**Task requirements**
Below are the records; repeat them in full, exactly.

**The data**
········

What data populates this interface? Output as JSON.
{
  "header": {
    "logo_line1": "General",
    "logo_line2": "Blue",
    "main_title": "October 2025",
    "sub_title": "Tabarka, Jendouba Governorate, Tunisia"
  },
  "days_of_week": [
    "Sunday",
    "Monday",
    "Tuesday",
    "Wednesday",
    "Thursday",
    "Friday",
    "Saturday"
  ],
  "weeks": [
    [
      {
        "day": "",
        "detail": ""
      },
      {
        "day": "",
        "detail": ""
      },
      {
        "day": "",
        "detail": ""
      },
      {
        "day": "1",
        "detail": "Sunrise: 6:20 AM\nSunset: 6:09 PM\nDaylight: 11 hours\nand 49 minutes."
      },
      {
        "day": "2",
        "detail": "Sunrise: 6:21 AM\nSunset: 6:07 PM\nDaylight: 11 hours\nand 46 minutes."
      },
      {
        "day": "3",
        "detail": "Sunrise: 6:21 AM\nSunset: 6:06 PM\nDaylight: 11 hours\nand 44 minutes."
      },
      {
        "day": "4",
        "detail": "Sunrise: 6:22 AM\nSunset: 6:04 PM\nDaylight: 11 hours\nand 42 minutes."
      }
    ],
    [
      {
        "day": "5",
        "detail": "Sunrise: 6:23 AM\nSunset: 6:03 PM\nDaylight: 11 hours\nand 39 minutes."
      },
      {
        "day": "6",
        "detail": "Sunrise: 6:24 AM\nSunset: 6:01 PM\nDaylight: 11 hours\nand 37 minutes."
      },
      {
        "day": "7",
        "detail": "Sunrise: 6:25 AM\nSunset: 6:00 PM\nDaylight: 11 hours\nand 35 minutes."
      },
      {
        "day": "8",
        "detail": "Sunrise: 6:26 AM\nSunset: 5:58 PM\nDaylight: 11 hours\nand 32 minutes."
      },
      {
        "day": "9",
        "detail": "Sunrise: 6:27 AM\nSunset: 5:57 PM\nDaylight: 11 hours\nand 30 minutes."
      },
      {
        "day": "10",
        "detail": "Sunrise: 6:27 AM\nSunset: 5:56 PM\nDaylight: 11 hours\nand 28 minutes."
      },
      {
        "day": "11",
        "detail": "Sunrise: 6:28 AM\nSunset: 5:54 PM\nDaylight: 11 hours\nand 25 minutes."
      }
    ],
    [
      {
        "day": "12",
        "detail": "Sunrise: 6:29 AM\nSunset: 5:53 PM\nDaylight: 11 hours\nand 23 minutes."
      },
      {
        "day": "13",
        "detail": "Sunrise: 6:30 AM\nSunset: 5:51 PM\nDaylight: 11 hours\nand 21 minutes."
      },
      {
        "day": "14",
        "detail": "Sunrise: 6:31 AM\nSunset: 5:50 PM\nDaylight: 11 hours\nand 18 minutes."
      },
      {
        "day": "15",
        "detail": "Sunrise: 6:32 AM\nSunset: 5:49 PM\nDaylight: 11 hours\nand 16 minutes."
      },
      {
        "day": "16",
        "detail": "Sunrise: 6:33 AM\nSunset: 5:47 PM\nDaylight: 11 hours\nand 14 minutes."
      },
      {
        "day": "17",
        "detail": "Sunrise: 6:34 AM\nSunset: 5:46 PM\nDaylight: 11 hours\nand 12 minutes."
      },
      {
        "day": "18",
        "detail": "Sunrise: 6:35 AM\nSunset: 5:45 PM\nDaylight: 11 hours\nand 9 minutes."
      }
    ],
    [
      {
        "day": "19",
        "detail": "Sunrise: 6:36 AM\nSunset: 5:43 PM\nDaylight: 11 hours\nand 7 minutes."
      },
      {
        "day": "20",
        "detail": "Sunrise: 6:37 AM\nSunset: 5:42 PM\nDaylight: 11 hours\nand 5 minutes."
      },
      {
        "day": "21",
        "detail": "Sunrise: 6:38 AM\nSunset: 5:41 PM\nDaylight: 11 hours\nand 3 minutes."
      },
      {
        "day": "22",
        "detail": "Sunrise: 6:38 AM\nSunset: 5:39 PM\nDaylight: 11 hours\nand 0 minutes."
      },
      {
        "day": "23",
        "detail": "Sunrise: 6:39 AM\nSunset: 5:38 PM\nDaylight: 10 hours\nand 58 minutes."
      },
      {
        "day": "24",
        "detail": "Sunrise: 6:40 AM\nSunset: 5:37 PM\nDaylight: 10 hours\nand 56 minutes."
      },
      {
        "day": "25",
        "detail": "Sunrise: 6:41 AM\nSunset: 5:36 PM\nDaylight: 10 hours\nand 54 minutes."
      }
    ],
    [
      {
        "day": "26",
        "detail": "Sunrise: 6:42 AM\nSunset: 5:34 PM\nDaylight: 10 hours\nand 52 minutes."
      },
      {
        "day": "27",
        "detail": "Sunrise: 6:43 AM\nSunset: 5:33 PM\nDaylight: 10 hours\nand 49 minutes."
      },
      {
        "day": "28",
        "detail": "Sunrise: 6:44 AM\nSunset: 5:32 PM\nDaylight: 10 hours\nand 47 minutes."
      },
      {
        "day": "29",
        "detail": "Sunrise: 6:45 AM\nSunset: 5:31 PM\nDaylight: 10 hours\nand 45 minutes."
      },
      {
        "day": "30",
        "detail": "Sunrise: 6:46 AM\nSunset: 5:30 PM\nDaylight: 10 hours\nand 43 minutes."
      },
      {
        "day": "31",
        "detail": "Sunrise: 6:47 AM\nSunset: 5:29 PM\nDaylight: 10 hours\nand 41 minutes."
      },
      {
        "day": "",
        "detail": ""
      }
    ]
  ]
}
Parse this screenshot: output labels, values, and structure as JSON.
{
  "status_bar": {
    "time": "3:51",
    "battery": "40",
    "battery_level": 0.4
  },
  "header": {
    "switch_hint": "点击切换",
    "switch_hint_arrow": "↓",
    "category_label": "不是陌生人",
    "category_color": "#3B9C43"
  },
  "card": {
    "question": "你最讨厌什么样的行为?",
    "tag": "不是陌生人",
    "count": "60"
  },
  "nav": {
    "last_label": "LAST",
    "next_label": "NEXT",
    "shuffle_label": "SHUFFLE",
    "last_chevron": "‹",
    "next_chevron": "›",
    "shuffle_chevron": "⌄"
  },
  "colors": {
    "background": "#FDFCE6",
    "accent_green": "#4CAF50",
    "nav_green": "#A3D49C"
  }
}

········

**The completed task**
What data populates this interface? Output as JSON.
{
  "header": {
    "logo_line1": "General",
    "logo_line2": "Blue",
    "main_title": "October 2025",
    "sub_title": "Tabarka, Jendouba Governorate, Tunisia"
  },
  "days_of_week": [
    "Sunday",
    "Monday",
    "Tuesday",
    "Wednesday",
    "Thursday",
    "Friday",
    "Saturday"
  ],
  "weeks": [
    [
      {
        "day": "",
        "detail": ""
      },
      {
        "day": "",
        "detail": ""
      },
      {
        "day": "",
        "detail": ""
      },
      {
        "day": "1",
        "detail": "Sunrise: 6:20 AM\nSunset: 6:09 PM\nDaylight: 11 hours\nand 49 minutes."
      },
      {
        "day": "2",
        "detail": "Sunrise: 6:21 AM\nSunset: 6:07 PM\nDaylight: 11 hours\nand 46 minutes."
      },
      {
        "day": "3",
        "detail": "Sunrise: 6:21 AM\nSunset: 6:06 PM\nDaylight: 11 hours\nand 44 minutes."
      },
      {
        "day": "4",
        "detail": "Sunrise: 6:22 AM\nSunset: 6:04 PM\nDaylight: 11 hours\nand 42 minutes."
      }
    ],
    [
      {
        "day": "5",
        "detail": "Sunrise: 6:23 AM\nSunset: 6:03 PM\nDaylight: 11 hours\nand 39 minutes."
      },
      {
        "day": "6",
        "detail": "Sunrise: 6:24 AM\nSunset: 6:01 PM\nDaylight: 11 hours\nand 37 minutes."
      },
      {
        "day": "7",
        "detail": "Sunrise: 6:25 AM\nSunset: 6:00 PM\nDaylight: 11 hours\nand 35 minutes."
      },
      {
        "day": "8",
        "detail": "Sunrise: 6:26 AM\nSunset: 5:58 PM\nDaylight: 11 hours\nand 32 minutes."
      },
      {
        "day": "9",
        "detail": "Sunrise: 6:27 AM\nSunset: 5:57 PM\nDaylight: 11 hours\nand 30 minutes."
      },
      {
        "day": "10",
        "detail": "Sunrise: 6:27 AM\nSunset: 5:56 PM\nDaylight: 11 hours\nand 28 minutes."
      },
      {
        "day": "11",
        "detail": "Sunrise: 6:28 AM\nSunset: 5:54 PM\nDaylight: 11 hours\nand 25 minutes."
      }
    ],
    [
      {
        "day": "12",
        "detail": "Sunrise: 6:29 AM\nSunset: 5:53 PM\nDaylight: 11 hours\nand 23 minutes."
      },
      {
        "day": "13",
        "detail": "Sunrise: 6:30 AM\nSunset: 5:51 PM\nDaylight: 11 hours\nand 21 minutes."
      },
      {
        "day": "14",
        "detail": "Sunrise: 6:31 AM\nSunset: 5:50 PM\nDaylight: 11 hours\nand 18 minutes."
      },
      {
        "day": "15",
        "detail": "Sunrise: 6:32 AM\nSunset: 5:49 PM\nDaylight: 11 hours\nand 16 minutes."
      },
      {
        "day": "16",
        "detail": "Sunrise: 6:33 AM\nSunset: 5:47 PM\nDaylight: 11 hours\nand 14 minutes."
      },
      {
        "day": "17",
        "detail": "Sunrise: 6:34 AM\nSunset: 5:46 PM\nDaylight: 11 hours\nand 12 minutes."
      },
      {
        "day": "18",
        "detail": "Sunrise: 6:35 AM\nSunset: 5:45 PM\nDaylight: 11 hours\nand 9 minutes."
      }
    ],
    [
      {
        "day": "19",
        "detail": "Sunrise: 6:36 AM\nSunset: 5:43 PM\nDaylight: 11 hours\nand 7 minutes."
      },
      {
        "day": "20",
        "detail": "Sunrise: 6:37 AM\nSunset: 5:42 PM\nDaylight: 11 hours\nand 5 minutes."
      },
      {
        "day": "21",
        "detail": "Sunrise: 6:38 AM\nSunset: 5:41 PM\nDaylight: 11 hours\nand 3 minutes."
      },
      {
        "day": "22",
        "detail": "Sunrise: 6:38 AM\nSunset: 5:39 PM\nDaylight: 11 hours\nand 0 minutes."
      },
      {
        "day": "23",
        "detail": "Sunrise: 6:39 AM\nSunset: 5:38 PM\nDaylight: 10 hours\nand 58 minutes."
      },
      {
        "day": "24",
        "detail": "Sunrise: 6:40 AM\nSunset: 5:37 PM\nDaylight: 10 hours\nand 56 minutes."
      },
      {
        "day": "25",
        "detail": "Sunrise: 6:41 AM\nSunset: 5:36 PM\nDaylight: 10 hours\nand 54 minutes."
      }
    ],
    [
      {
        "day": "26",
        "detail": "Sunrise: 6:42 AM\nSunset: 5:34 PM\nDaylight: 10 hours\nand 52 minutes."
      },
      {
        "day": "27",
        "detail": "Sunrise: 6:43 AM\nSunset: 5:33 PM\nDaylight: 10 hours\nand 49 minutes."
      },
      {
        "day": "28",
        "detail": "Sunrise: 6:44 AM\nSunset: 5:32 PM\nDaylight: 10 hours\nand 47 minutes."
      },
      {
        "day": "29",
        "detail": "Sunrise: 6:45 AM\nSunset: 5:31 PM\nDaylight: 10 hours\nand 45 minutes."
      },
      {
        "day": "30",
        "detail": "Sunrise: 6:46 AM\nSunset: 5:30 PM\nDaylight: 10 hours\nand 43 minutes."
      },
      {
        "day": "31",
        "detail": "Sunrise: 6:47 AM\nSunset: 5:29 PM\nDaylight: 10 hours\nand 41 minutes."
      },
      {
        "day": "",
        "detail": ""
      }
    ]
  ]
}
Parse this screenshot: output labels, values, and structure as JSON.
{
  "status_bar": {
    "time": "3:51",
    "battery": "40",
    "battery_level": 0.4
  },
  "header": {
    "switch_hint": "点击切换",
    "switch_hint_arrow": "↓",
    "category_label": "不是陌生人",
    "category_color": "#3B9C43"
  },
  "card": {
    "question": "你最讨厌什么样的行为?",
    "tag": "不是陌生人",
    "count": "60"
  },
  "nav": {
    "last_label": "LAST",
    "next_label": "NEXT",
    "shuffle_label": "SHUFFLE",
    "last_chevron": "‹",
    "next_chevron": "›",
    "shuffle_chevron": "⌄"
  },
  "colors": {
    "background": "#FDFCE6",
    "accent_green": "#4CAF50",
    "nav_green": "#A3D49C"
  }
}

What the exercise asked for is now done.